(Element data from apps and pages)
'''

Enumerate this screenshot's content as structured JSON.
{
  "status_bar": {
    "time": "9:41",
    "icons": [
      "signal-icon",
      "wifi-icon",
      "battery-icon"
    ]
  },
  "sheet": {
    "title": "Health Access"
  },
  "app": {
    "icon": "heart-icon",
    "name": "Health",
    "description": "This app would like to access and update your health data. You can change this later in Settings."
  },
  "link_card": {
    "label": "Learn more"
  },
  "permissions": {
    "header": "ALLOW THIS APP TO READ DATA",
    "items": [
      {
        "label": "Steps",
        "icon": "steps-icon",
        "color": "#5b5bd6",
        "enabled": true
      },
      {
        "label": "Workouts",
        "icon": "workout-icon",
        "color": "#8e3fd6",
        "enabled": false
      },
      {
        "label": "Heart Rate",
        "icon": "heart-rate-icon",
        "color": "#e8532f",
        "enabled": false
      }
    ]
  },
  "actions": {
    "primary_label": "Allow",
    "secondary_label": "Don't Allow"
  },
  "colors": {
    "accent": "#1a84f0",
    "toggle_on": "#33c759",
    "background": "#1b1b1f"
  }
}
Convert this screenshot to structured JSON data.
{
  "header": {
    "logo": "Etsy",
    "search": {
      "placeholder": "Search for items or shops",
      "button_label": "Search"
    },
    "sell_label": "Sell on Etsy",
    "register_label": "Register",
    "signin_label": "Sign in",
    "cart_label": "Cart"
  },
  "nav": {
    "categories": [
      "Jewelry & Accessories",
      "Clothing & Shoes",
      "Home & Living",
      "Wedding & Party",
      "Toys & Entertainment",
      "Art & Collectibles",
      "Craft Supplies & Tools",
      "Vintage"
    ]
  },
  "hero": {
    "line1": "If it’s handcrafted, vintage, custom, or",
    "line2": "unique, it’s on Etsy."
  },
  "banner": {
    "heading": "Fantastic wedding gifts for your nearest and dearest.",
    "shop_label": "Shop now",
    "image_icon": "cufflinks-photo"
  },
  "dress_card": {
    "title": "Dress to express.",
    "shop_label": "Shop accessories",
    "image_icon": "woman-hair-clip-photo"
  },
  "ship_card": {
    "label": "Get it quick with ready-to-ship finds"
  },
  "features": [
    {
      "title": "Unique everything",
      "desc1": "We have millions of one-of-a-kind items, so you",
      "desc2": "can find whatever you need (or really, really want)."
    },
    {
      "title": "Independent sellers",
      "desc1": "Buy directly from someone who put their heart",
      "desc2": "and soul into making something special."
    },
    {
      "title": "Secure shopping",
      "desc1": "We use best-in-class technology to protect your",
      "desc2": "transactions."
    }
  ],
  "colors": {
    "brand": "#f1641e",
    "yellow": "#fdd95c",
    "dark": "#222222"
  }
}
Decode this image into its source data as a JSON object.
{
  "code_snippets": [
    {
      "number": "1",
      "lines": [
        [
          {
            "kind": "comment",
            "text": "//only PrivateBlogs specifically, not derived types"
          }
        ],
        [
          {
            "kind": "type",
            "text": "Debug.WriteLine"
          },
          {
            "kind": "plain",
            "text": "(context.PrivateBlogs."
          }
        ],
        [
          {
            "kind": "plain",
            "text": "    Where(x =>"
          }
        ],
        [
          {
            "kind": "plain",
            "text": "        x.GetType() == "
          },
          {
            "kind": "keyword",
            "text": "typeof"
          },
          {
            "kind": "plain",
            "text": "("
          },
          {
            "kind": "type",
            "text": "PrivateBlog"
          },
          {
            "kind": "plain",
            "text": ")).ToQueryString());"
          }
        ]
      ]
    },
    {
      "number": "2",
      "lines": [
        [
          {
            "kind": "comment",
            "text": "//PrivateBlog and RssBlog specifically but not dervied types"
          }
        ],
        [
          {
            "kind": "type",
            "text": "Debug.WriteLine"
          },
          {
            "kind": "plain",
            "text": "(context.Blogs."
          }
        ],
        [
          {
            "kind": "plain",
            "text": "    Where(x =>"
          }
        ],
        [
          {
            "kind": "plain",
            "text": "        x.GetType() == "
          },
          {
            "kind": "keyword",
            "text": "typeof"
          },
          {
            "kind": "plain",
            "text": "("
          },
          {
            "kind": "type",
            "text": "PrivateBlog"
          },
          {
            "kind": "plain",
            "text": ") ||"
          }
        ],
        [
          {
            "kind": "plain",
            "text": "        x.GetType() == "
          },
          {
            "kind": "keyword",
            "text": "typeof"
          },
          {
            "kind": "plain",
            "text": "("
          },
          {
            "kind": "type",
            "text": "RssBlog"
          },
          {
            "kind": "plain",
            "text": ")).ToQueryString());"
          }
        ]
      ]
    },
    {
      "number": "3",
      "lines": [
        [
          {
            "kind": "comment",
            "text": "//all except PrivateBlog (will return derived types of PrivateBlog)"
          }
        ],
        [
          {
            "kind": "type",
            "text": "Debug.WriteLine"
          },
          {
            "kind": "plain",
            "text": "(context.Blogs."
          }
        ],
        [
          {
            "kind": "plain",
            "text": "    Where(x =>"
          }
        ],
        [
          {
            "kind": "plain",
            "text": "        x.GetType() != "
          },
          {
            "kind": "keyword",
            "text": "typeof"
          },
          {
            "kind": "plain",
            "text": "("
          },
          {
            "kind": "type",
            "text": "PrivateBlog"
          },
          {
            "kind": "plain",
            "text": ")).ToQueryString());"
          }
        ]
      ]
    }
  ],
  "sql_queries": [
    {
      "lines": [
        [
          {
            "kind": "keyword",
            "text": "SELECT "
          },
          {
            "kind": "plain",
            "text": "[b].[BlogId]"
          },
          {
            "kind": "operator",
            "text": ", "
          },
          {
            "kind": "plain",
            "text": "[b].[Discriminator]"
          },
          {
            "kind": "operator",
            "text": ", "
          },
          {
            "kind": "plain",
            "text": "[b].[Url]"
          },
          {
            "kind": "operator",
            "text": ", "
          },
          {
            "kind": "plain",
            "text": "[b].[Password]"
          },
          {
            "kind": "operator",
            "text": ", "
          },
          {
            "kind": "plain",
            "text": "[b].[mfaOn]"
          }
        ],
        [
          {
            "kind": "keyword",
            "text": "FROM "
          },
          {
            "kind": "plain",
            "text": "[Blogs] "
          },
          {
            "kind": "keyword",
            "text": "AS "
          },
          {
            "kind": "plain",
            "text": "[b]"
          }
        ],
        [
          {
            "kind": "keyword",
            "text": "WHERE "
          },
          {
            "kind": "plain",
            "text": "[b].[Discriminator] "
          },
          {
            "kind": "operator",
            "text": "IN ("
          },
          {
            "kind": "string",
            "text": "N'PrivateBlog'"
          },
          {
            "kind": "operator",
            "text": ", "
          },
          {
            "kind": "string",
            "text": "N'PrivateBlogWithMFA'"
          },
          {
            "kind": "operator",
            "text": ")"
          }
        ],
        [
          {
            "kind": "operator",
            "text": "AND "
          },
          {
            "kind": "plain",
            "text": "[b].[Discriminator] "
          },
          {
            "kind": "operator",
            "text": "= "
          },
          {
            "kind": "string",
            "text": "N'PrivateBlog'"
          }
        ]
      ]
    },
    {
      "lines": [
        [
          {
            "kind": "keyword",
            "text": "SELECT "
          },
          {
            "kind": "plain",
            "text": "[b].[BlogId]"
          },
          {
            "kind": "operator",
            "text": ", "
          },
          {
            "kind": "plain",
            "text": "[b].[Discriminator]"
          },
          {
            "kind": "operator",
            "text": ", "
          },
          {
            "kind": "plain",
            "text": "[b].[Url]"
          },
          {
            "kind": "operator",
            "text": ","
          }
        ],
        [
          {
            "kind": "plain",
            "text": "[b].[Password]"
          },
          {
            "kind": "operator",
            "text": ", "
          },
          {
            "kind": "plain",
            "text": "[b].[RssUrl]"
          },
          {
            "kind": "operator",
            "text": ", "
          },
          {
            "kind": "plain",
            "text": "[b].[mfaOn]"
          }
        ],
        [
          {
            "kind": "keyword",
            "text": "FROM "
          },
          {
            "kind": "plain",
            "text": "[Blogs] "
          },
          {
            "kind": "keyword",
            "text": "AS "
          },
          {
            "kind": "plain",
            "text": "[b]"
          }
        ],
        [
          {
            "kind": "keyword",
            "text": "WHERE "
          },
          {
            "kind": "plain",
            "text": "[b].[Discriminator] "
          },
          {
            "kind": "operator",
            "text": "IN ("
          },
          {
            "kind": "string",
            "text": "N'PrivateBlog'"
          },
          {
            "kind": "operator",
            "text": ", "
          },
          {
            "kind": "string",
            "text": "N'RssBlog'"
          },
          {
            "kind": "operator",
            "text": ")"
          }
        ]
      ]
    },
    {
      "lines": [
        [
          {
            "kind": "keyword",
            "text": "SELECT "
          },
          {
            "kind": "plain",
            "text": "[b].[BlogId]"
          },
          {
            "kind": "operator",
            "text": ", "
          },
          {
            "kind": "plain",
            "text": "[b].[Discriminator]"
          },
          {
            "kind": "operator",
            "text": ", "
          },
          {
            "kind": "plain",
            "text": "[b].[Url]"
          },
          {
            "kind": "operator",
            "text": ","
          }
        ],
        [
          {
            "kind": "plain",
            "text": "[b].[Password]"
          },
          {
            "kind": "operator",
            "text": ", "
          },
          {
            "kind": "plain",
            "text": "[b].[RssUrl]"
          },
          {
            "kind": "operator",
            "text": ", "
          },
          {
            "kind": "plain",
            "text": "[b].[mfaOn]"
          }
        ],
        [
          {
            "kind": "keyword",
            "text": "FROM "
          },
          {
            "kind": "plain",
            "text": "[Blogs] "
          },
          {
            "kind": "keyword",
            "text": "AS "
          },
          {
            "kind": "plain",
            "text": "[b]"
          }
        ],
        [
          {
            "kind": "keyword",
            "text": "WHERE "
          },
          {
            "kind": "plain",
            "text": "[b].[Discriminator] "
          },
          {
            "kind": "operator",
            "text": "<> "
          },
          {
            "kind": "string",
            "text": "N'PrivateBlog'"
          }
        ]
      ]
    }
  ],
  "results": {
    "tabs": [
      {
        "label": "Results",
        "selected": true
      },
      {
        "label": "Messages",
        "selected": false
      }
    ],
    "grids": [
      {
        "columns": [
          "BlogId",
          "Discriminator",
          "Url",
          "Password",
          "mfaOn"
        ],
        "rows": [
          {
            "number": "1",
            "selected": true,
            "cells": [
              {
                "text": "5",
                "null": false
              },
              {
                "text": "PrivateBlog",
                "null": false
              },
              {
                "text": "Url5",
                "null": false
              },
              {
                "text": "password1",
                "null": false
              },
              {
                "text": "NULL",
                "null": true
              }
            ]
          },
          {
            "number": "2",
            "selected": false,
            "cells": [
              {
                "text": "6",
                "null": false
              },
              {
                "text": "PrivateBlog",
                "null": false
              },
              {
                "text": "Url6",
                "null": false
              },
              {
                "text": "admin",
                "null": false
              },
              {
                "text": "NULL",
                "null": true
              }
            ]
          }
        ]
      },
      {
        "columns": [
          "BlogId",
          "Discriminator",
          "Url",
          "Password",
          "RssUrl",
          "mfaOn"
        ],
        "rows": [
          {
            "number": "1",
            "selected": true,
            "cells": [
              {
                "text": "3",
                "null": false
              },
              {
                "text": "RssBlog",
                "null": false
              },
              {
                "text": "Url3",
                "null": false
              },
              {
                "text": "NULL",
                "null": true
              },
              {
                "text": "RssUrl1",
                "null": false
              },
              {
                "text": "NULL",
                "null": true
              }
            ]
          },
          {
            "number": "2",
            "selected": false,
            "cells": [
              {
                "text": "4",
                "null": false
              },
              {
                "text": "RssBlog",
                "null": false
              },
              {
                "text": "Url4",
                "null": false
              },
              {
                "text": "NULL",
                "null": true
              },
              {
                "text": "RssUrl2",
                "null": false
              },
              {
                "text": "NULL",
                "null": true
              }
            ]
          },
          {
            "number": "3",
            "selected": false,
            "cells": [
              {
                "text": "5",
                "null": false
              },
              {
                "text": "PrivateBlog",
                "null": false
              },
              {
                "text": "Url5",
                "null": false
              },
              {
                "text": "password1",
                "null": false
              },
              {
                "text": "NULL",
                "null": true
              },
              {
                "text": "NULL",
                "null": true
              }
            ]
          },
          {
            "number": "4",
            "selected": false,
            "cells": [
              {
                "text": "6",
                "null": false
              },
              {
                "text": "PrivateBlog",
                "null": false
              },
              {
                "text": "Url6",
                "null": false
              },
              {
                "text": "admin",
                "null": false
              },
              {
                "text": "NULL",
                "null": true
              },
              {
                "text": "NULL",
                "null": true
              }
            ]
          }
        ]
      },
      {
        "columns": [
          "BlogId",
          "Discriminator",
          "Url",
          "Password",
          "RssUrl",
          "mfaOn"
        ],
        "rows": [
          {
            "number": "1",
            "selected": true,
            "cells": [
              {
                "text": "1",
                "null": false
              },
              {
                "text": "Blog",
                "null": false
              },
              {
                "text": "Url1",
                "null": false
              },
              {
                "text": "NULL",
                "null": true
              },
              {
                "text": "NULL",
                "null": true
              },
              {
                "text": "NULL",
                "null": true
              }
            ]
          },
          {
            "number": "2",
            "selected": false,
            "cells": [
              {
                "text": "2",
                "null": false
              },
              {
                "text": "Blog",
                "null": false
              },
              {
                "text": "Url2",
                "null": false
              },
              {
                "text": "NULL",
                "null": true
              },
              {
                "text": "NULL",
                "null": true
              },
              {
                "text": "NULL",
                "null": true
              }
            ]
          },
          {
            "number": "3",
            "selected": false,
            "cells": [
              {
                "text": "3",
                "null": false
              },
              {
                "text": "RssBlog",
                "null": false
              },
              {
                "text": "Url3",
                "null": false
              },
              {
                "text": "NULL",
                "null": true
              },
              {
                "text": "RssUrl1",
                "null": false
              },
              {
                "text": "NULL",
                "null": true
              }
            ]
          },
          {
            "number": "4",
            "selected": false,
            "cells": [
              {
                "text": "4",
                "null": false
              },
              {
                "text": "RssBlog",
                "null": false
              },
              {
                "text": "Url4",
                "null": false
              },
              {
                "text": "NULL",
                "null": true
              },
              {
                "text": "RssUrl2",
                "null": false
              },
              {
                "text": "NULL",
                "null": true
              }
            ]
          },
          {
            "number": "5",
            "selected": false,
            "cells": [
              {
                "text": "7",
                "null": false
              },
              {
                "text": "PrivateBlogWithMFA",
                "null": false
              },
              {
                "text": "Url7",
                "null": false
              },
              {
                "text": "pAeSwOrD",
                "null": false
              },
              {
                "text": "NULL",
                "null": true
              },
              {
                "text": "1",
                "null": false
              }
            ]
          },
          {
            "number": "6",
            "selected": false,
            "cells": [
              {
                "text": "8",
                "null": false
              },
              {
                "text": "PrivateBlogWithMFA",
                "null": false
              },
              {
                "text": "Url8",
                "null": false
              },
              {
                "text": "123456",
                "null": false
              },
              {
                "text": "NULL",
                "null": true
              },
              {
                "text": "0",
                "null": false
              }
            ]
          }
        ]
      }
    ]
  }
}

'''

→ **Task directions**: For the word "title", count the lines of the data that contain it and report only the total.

→ **Task answer**: 5